Did you know that you can hack into these systems simply by hitting the backspace key 28 straight times? What’s more, as Motherboard notes, several distributions including Debian, Red Hat and Ubuntu have all released emergency patches as well. The bug though silly is definitely a huge one and system administrators need to apply security updates for the distribution installed. Yes, it is THAT easy, if you want to bypass passwords on most Linux systems. After hitting the backspace key 28 times, users are directed to the grub rescue shell which lets them access the data of the computer, install malware, steal it or destroy it.
So how does Grub2 vulnerability actually work? In fact, trying to log in to someone else’s computer to compromise their files is practically impossible without the right set of tools. To check, start by clicking the backspace key 28 times in a row when met with the Grub username prompt during initial boot. “This results in an incalculable number of affected devices”, the researchers wrote in a blog post. “Even in the case that the disk is ciphered the attacker can overwrite it, causing a [denial of service]”, the report reads.
Two researchers in the Cybersecurity Group within the university were looking into ways you could cause a memory error from the password screen. If vulnerable, the machine will reboot or you will encounter a Grub rescue shell. Using this shell’s commands, an attacker can rewrite the Grub2 code loaded in RAM to completely bypass the authentication check.
When a computer is turned on, the bootloader loads first and then the operating system.

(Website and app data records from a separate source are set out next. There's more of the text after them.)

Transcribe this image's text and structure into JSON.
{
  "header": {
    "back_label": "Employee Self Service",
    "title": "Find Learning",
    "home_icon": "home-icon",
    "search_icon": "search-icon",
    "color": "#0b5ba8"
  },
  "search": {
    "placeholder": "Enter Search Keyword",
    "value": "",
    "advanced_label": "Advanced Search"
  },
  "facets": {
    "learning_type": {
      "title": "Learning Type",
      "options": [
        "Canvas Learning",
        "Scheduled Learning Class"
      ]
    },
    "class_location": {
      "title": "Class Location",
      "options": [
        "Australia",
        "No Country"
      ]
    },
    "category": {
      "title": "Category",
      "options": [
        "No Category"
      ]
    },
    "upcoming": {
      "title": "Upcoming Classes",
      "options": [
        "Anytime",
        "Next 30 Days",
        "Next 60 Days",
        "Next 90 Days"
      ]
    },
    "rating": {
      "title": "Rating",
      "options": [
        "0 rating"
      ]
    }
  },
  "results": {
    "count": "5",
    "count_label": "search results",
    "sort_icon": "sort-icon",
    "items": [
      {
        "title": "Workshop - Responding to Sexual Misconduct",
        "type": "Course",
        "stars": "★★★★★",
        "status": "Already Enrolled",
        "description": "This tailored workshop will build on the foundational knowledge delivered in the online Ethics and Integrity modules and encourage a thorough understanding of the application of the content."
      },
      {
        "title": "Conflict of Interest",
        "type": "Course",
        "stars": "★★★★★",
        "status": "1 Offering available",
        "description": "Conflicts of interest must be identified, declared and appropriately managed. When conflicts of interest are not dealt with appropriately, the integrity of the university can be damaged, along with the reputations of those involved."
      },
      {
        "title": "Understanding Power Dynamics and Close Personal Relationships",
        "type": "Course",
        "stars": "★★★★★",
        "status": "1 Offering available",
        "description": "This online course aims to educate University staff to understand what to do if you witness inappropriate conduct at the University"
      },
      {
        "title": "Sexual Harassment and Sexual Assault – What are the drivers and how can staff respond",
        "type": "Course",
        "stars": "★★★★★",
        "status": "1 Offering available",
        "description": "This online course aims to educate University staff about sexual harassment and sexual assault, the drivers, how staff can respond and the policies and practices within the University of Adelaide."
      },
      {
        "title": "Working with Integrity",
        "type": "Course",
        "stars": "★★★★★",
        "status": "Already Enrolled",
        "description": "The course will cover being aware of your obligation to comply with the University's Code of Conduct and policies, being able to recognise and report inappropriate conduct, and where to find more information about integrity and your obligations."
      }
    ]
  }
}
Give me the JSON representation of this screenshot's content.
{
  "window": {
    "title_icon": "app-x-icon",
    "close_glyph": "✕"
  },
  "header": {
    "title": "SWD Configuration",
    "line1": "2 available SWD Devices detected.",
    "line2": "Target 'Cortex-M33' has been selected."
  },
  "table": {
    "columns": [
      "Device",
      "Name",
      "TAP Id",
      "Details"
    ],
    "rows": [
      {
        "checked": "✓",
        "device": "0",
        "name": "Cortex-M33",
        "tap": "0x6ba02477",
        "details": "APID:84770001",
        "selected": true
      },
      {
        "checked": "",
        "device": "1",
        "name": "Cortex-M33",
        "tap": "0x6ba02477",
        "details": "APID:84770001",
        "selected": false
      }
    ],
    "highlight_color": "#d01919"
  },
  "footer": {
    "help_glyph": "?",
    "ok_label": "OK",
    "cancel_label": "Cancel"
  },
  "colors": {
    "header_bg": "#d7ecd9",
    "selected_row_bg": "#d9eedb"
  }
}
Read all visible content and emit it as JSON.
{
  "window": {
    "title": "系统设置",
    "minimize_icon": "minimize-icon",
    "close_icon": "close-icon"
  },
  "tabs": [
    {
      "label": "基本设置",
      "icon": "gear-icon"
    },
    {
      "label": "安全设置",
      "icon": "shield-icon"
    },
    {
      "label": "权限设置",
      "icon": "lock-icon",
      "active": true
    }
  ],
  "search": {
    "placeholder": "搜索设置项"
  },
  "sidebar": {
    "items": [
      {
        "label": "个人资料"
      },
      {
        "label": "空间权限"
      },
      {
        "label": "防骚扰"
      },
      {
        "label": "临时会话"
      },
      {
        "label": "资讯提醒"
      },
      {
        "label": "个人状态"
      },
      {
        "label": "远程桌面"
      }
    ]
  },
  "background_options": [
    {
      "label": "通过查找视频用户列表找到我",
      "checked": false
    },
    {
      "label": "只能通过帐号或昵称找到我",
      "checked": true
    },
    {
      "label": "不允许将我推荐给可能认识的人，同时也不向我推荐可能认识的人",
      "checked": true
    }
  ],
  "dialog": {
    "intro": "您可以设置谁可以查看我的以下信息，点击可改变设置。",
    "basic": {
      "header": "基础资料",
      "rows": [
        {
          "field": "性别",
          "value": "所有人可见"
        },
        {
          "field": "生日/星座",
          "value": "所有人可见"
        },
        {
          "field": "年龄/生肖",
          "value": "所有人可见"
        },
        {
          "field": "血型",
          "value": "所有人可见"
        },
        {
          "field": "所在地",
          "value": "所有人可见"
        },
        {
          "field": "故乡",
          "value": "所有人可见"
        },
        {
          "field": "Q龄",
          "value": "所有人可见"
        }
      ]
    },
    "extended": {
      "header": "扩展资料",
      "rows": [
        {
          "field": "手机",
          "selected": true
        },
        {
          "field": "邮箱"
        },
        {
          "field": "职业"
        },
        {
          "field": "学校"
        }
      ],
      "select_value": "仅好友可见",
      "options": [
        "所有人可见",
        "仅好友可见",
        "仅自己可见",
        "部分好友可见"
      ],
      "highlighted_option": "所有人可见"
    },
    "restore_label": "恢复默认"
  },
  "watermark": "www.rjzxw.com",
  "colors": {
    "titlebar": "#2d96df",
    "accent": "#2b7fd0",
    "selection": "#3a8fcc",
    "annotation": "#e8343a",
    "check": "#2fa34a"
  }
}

The vulnerability has been spotted in Grub2, the Grand Unified Bootloader; the majority of Linux systems use Grub2 for booting the OS when starting the computer.